Only an exact, line-for-line copy of the data will serve as the answer.

Start of ENTRIES SUPPLIED

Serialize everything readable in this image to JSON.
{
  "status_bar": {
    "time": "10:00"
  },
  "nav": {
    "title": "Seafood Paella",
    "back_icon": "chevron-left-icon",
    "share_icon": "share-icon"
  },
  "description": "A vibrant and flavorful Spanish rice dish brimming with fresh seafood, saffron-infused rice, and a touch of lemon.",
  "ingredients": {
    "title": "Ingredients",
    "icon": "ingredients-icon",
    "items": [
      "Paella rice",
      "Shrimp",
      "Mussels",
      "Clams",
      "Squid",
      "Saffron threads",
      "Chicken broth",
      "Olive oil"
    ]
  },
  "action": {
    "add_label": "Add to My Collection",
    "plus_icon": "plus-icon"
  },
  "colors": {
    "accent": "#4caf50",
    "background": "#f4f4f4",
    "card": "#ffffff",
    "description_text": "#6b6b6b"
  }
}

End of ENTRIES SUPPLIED

REPLY:
Serialize everything readable in this image to JSON.
{
  "status_bar": {
    "time": "10:00"
  },
  "nav": {
    "title": "Seafood Paella",
    "back_icon": "chevron-left-icon",
    "share_icon": "share-icon"
  },
  "description": "A vibrant and flavorful Spanish rice dish brimming with fresh seafood, saffron-infused rice, and a touch of lemon.",
  "ingredients": {
    "title": "Ingredients",
    "icon": "ingredients-icon",
    "items": [
      "Paella rice",
      "Shrimp",
      "Mussels",
      "Clams",
      "Squid",
      "Saffron threads",
      "Chicken broth",
      "Olive oil"
    ]
  },
  "action": {
    "add_label": "Add to My Collection",
    "plus_icon": "plus-icon"
  },
  "colors": {
    "accent": "#4caf50",
    "background": "#f4f4f4",
    "card": "#ffffff",
    "description_text": "#6b6b6b"
  }
}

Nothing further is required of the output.